According to a June 16, 2014 announcement from B.C.’s West Coast Environmental Law, an organization dedicated to safeguarding the environment through law, there is strong opposition to the project from many groups, including Coastal First Nations (a coalition of First Nation groups), Dogwood Initiative (a B.C. non-profit group), Unifor (Canada’s largest private-sector union) and One Cowhichan (a private citizen group).

[Of note, Minister Greg Rickford, Canada’s Minister of Natural Resources for the Federal Economic Development Initiative for Northern Ontario, announced in May of this year the creation of a major projects management office west, which opened in June, and a tripartite forum, which has yet to be announced. Both measures are designed to help strengthen engagement with First Nations and involve them in energy infrastructure development in Canada.]

B.C. residents aren’t 100 per cent sold on the project either.

West Coast Environmental Law points to survey results that indicate the majority of British Columbians support legislation in line with the First Nations ban.

“Polls consistently show two-thirds of B.C. voters agree the North Coast is no place for oil tankers,” noted a West Coast Environmental Law press release.

Residents of Kitimat are also torn over the decision.

“Our community is almost evenly divided over the issue,” states Kitimat Mayor Joanne Monaghan, who adds that a recently held plebiscite showed a 12-to-15 per cent sway between the nays and the naysayers. “I wrote letters to the premier and the prime minister.
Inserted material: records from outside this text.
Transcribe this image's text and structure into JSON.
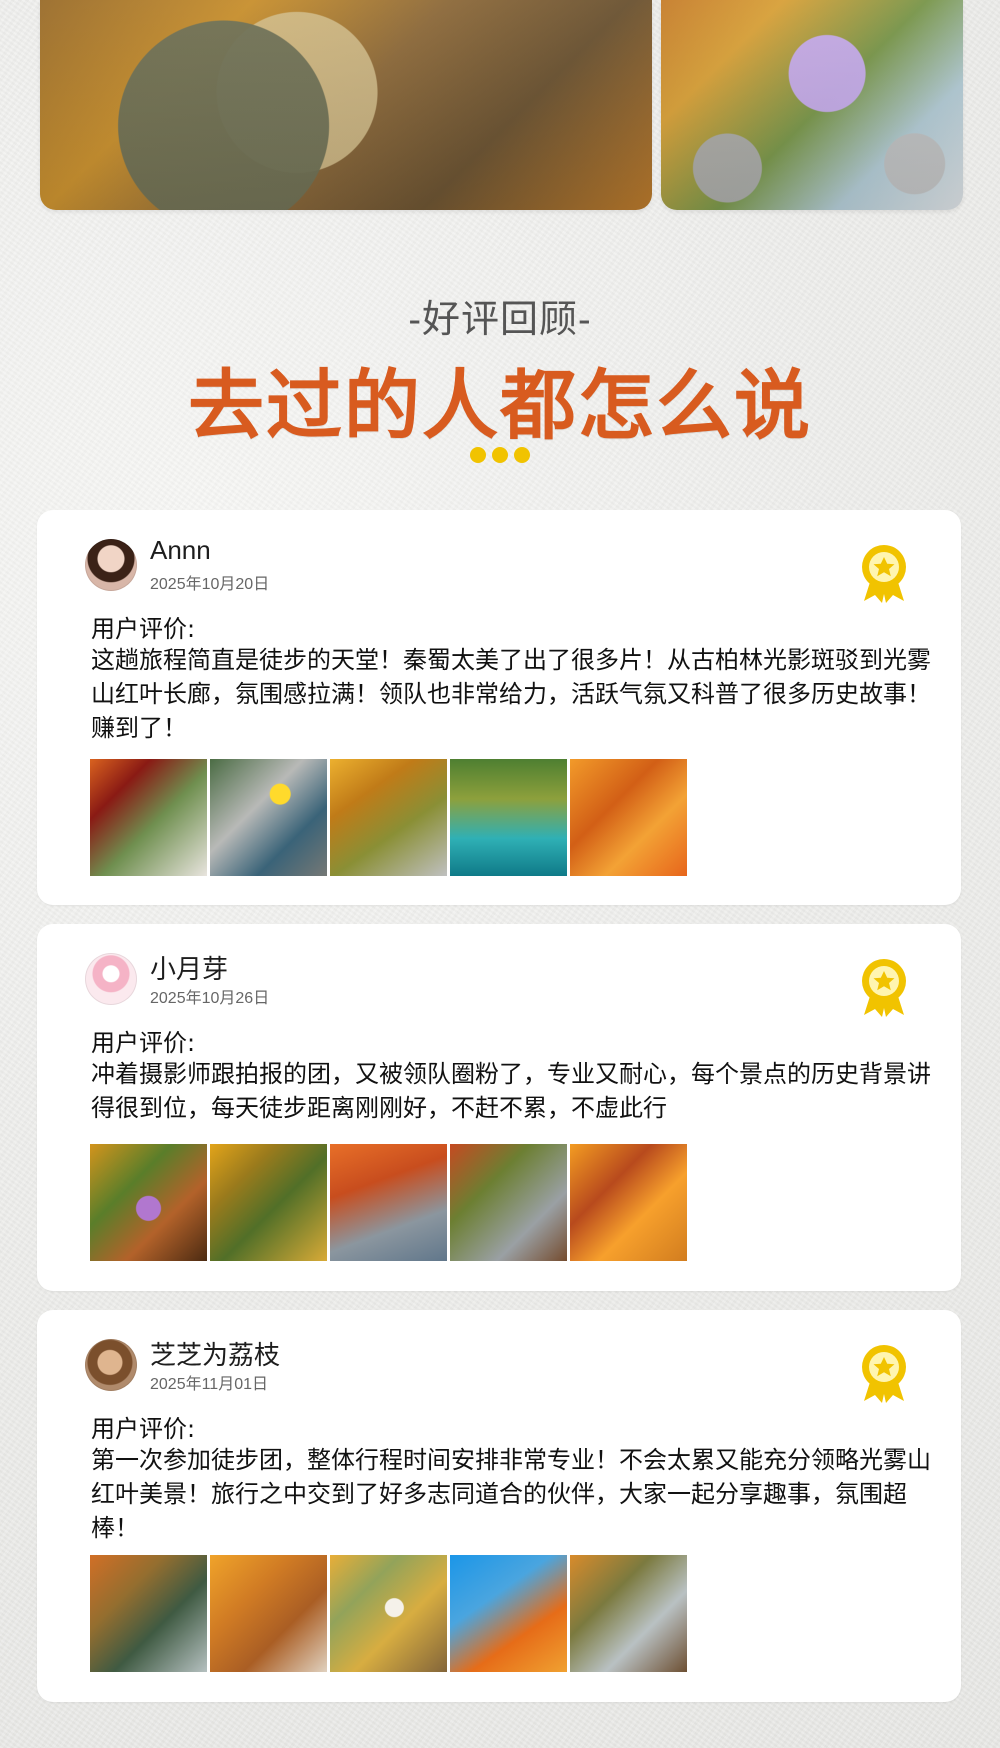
{
  "section": {
    "subtitle": "-好评回顾-",
    "title": "去过的人都怎么说"
  },
  "reviews": [
    {
      "username": "Annn",
      "date": "2025年10月20日",
      "label": "用户评价:",
      "text": "这趟旅程简直是徒步的天堂！秦蜀太美了出了很多片！从古柏林光影斑驳到光雾山红叶长廊，氛围感拉满！领队也非常给力，活跃气氛又科普了很多历史故事！赚到了！"
    },
    {
      "username": "小月芽",
      "date": "2025年10月26日",
      "label": "用户评价:",
      "text": "冲着摄影师跟拍报的团，又被领队圈粉了，专业又耐心，每个景点的历史背景讲得很到位，每天徒步距离刚刚好，不赶不累，不虚此行"
    },
    {
      "username": "芝芝为荔枝",
      "date": "2025年11月01日",
      "label": "用户评价:",
      "text": "第一次参加徒步团，整体行程时间安排非常专业！不会太累又能充分领略光雾山红叶美景！旅行之中交到了好多志同道合的伙伴，大家一起分享趣事，氛围超棒！"
    }
  ],
  "colors": {
    "title": "#d85b1f",
    "dots": "#f1c300",
    "badge": "#f1c300"
  }
}
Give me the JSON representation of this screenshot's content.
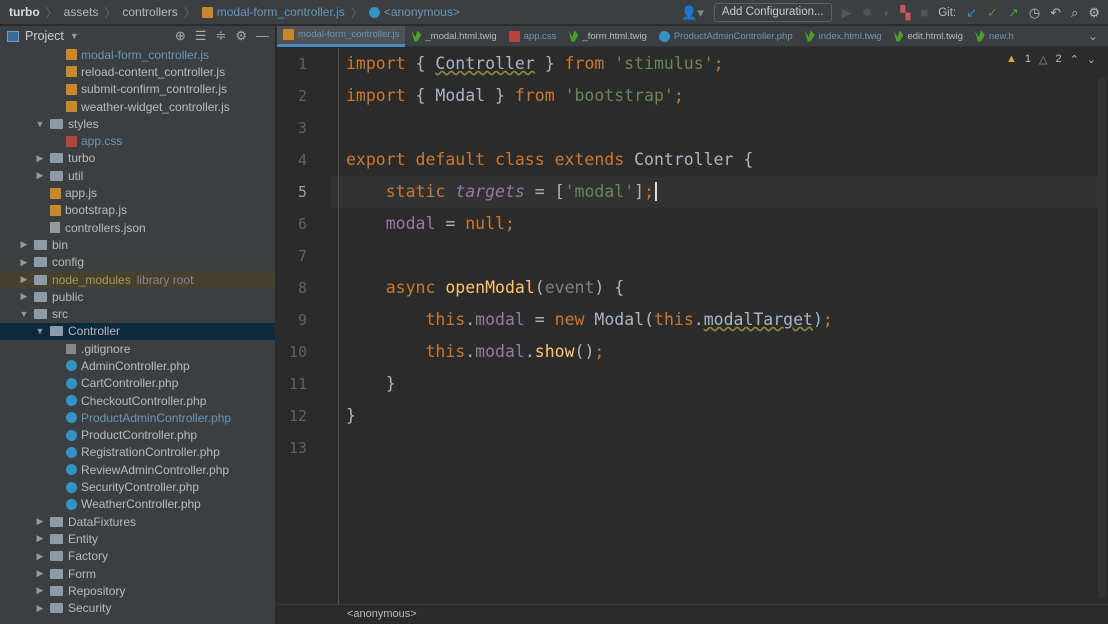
{
  "breadcrumb": [
    "turbo",
    "assets",
    "controllers",
    "modal-form_controller.js",
    "<anonymous>"
  ],
  "toolbar": {
    "add_configuration": "Add Configuration...",
    "git_label": "Git:"
  },
  "sidebar": {
    "title": "Project",
    "items": [
      {
        "label": "modal-form_controller.js",
        "level": 3,
        "type": "js",
        "color": "blue"
      },
      {
        "label": "reload-content_controller.js",
        "level": 3,
        "type": "js"
      },
      {
        "label": "submit-confirm_controller.js",
        "level": 3,
        "type": "js"
      },
      {
        "label": "weather-widget_controller.js",
        "level": 3,
        "type": "js"
      },
      {
        "label": "styles",
        "level": 2,
        "type": "folder",
        "open": true
      },
      {
        "label": "app.css",
        "level": 3,
        "type": "css",
        "color": "blue"
      },
      {
        "label": "turbo",
        "level": 2,
        "type": "folder"
      },
      {
        "label": "util",
        "level": 2,
        "type": "folder"
      },
      {
        "label": "app.js",
        "level": 2,
        "type": "js",
        "leaf": true
      },
      {
        "label": "bootstrap.js",
        "level": 2,
        "type": "js",
        "leaf": true
      },
      {
        "label": "controllers.json",
        "level": 2,
        "type": "json",
        "leaf": true
      },
      {
        "label": "bin",
        "level": 1,
        "type": "folder"
      },
      {
        "label": "config",
        "level": 1,
        "type": "folder"
      },
      {
        "label": "node_modules",
        "level": 1,
        "type": "folder",
        "color": "yel",
        "note": "library root"
      },
      {
        "label": "public",
        "level": 1,
        "type": "folder"
      },
      {
        "label": "src",
        "level": 1,
        "type": "folder",
        "open": true
      },
      {
        "label": "Controller",
        "level": 2,
        "type": "folder",
        "open": true,
        "selected": true
      },
      {
        "label": ".gitignore",
        "level": 3,
        "type": "git"
      },
      {
        "label": "AdminController.php",
        "level": 3,
        "type": "php"
      },
      {
        "label": "CartController.php",
        "level": 3,
        "type": "php"
      },
      {
        "label": "CheckoutController.php",
        "level": 3,
        "type": "php"
      },
      {
        "label": "ProductAdminController.php",
        "level": 3,
        "type": "php",
        "color": "blue"
      },
      {
        "label": "ProductController.php",
        "level": 3,
        "type": "php"
      },
      {
        "label": "RegistrationController.php",
        "level": 3,
        "type": "php"
      },
      {
        "label": "ReviewAdminController.php",
        "level": 3,
        "type": "php"
      },
      {
        "label": "SecurityController.php",
        "level": 3,
        "type": "php"
      },
      {
        "label": "WeatherController.php",
        "level": 3,
        "type": "php"
      },
      {
        "label": "DataFixtures",
        "level": 2,
        "type": "folder"
      },
      {
        "label": "Entity",
        "level": 2,
        "type": "folder"
      },
      {
        "label": "Factory",
        "level": 2,
        "type": "folder"
      },
      {
        "label": "Form",
        "level": 2,
        "type": "folder"
      },
      {
        "label": "Repository",
        "level": 2,
        "type": "folder"
      },
      {
        "label": "Security",
        "level": 2,
        "type": "folder"
      }
    ]
  },
  "tabs": [
    {
      "label": "modal-form_controller.js",
      "type": "js",
      "active": true
    },
    {
      "label": "_modal.html.twig",
      "type": "twig"
    },
    {
      "label": "app.css",
      "type": "css",
      "blue": true
    },
    {
      "label": "_form.html.twig",
      "type": "twig"
    },
    {
      "label": "ProductAdminController.php",
      "type": "php",
      "blue": true
    },
    {
      "label": "index.html.twig",
      "type": "twig",
      "blue": true
    },
    {
      "label": "edit.html.twig",
      "type": "twig"
    },
    {
      "label": "new.h",
      "type": "twig",
      "blue": true
    }
  ],
  "inspections": {
    "warnings": "1",
    "weak_warnings": "2"
  },
  "code": [
    [
      [
        "kw",
        "import "
      ],
      [
        "",
        "{ "
      ],
      [
        "ul",
        "Controller"
      ],
      [
        "",
        " } "
      ],
      [
        "kw",
        "from "
      ],
      [
        "str",
        "'stimulus'"
      ],
      [
        "kw",
        ";"
      ]
    ],
    [
      [
        "kw",
        "import "
      ],
      [
        "",
        "{ Modal } "
      ],
      [
        "kw",
        "from "
      ],
      [
        "str",
        "'bootstrap'"
      ],
      [
        "kw",
        ";"
      ]
    ],
    [],
    [
      [
        "kw",
        "export default class extends "
      ],
      [
        "",
        "Controller {"
      ]
    ],
    [
      [
        "",
        "    "
      ],
      [
        "kw",
        "static "
      ],
      [
        "propi",
        "targets"
      ],
      [
        "",
        " = ["
      ],
      [
        "str",
        "'modal'"
      ],
      [
        "",
        "]"
      ],
      [
        "kw",
        ";"
      ]
    ],
    [
      [
        "",
        "    "
      ],
      [
        "prop",
        "modal"
      ],
      [
        "",
        " = "
      ],
      [
        "kw",
        "null;"
      ]
    ],
    [],
    [
      [
        "",
        "    "
      ],
      [
        "kw",
        "async "
      ],
      [
        "fn",
        "openModal"
      ],
      [
        "",
        "("
      ],
      [
        "par",
        "event"
      ],
      [
        "",
        ") {"
      ]
    ],
    [
      [
        "",
        "        "
      ],
      [
        "kw",
        "this"
      ],
      [
        "",
        "."
      ],
      [
        "prop",
        "modal"
      ],
      [
        "",
        " = "
      ],
      [
        "kw",
        "new "
      ],
      [
        "",
        "Modal("
      ],
      [
        "kw",
        "this"
      ],
      [
        "",
        "."
      ],
      [
        "ul",
        "modalTarget"
      ],
      [
        "",
        ")"
      ],
      [
        "kw",
        ";"
      ]
    ],
    [
      [
        "",
        "        "
      ],
      [
        "kw",
        "this"
      ],
      [
        "",
        "."
      ],
      [
        "prop",
        "modal"
      ],
      [
        "",
        "."
      ],
      [
        "fn",
        "show"
      ],
      [
        "",
        "()"
      ],
      [
        "kw",
        ";"
      ]
    ],
    [
      [
        "",
        "    }"
      ]
    ],
    [
      [
        "",
        "}"
      ]
    ],
    []
  ],
  "current_line": 5,
  "status": {
    "context": "<anonymous>"
  }
}
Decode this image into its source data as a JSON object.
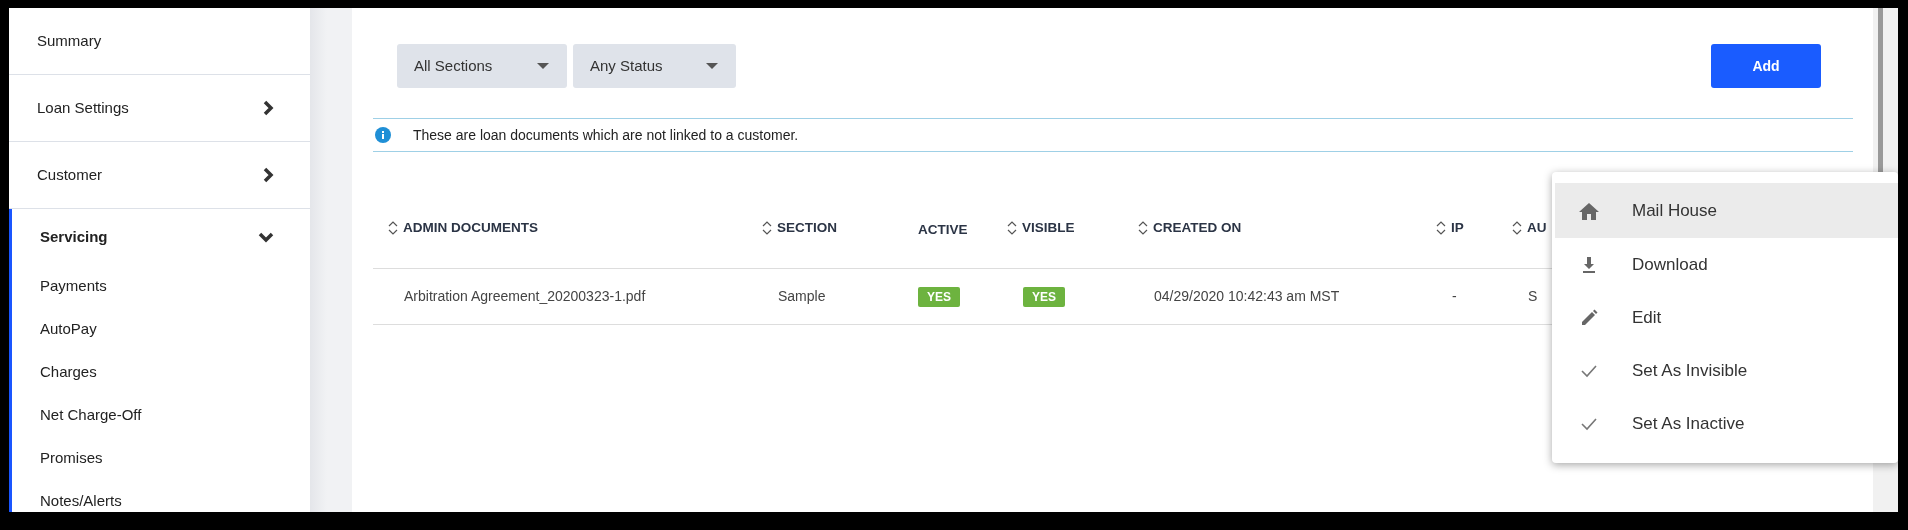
{
  "sidebar": {
    "items": [
      {
        "label": "Summary",
        "kind": "link",
        "selected": false
      },
      {
        "label": "Loan Settings",
        "kind": "group",
        "expanded": false,
        "selected": false
      },
      {
        "label": "Customer",
        "kind": "group",
        "expanded": false,
        "selected": false
      },
      {
        "label": "Servicing",
        "kind": "group",
        "expanded": true,
        "selected": true,
        "children": [
          {
            "label": "Payments",
            "selected": false
          },
          {
            "label": "AutoPay",
            "selected": false
          },
          {
            "label": "Charges",
            "selected": false
          },
          {
            "label": "Net Charge-Off",
            "selected": false
          },
          {
            "label": "Promises",
            "selected": false
          },
          {
            "label": "Notes/Alerts",
            "selected": false
          }
        ]
      }
    ]
  },
  "filters": [
    {
      "label": "All Sections"
    },
    {
      "label": "Any Status"
    }
  ],
  "add_button": {
    "label": "Add"
  },
  "info": {
    "text": "These are loan documents which are not linked to a customer."
  },
  "table": {
    "columns": [
      {
        "label": "ADMIN DOCUMENTS",
        "sortable": true
      },
      {
        "label": "SECTION",
        "sortable": true
      },
      {
        "label": "ACTIVE",
        "sortable": false
      },
      {
        "label": "VISIBLE",
        "sortable": true
      },
      {
        "label": "CREATED ON",
        "sortable": true
      },
      {
        "label": "IP",
        "sortable": true
      },
      {
        "label": "AU",
        "sortable": true
      }
    ],
    "rows": [
      {
        "cells": [
          {
            "kind": "text",
            "value": "Arbitration Agreement_20200323-1.pdf"
          },
          {
            "kind": "text",
            "value": "Sample"
          },
          {
            "kind": "badge",
            "value": "YES"
          },
          {
            "kind": "badge",
            "value": "YES"
          },
          {
            "kind": "text",
            "value": "04/29/2020 10:42:43 am MST"
          },
          {
            "kind": "text",
            "value": "-"
          },
          {
            "kind": "text",
            "value": "S"
          }
        ]
      }
    ]
  },
  "context_menu": {
    "items": [
      {
        "label": "Mail House",
        "selected": true
      },
      {
        "label": "Download",
        "selected": false
      },
      {
        "label": "Edit",
        "selected": false
      },
      {
        "label": "Set As Invisible",
        "selected": false
      },
      {
        "label": "Set As Inactive",
        "selected": false
      }
    ]
  }
}
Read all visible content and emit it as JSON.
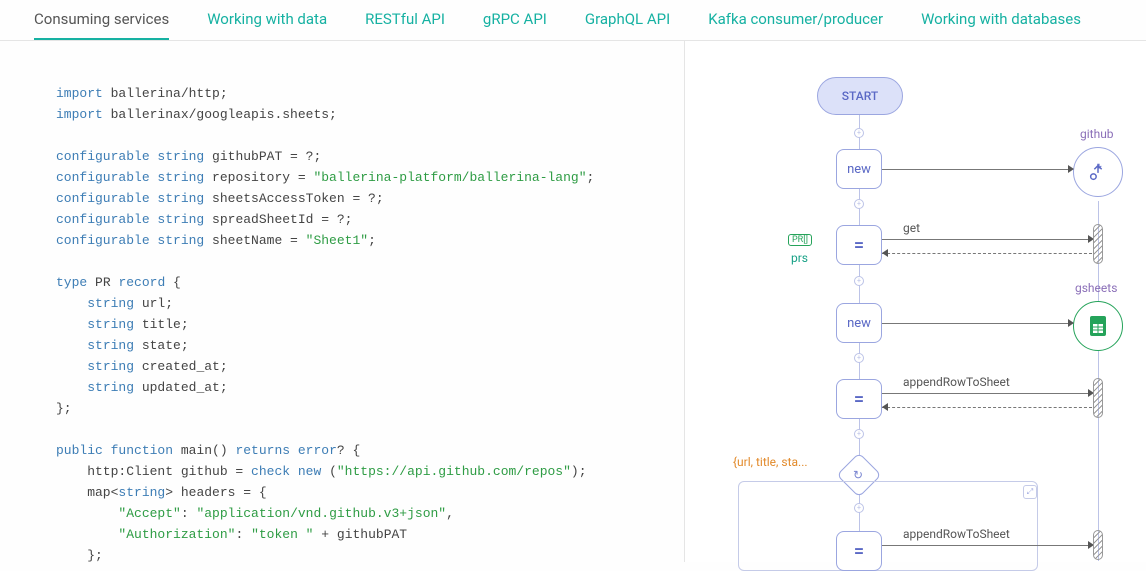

At this point, as a council, we have decided that we are going to hold Enbridge’s ‘feet to the fire’, which means we’re going to make sure they fulfill all 209 conditions and the five B.C. government conditions. We’re going to make sure that they’re doing what they need to do.”

A time to reflect

The years that it has taken to get the Northern Gateway Pipeline project to the point where it is today has provided ample time to make this a very public and controversial project in the media spotlight. Regardless of the number of people and groups for and against the project, it is now up to Enbridge to meet the conditions set out by the JRP. If and when it can manage to do that, Canadians will be but one step closer to the realization of a significant project that may forever change the face of the Canadian oil export market.


Comments are closed.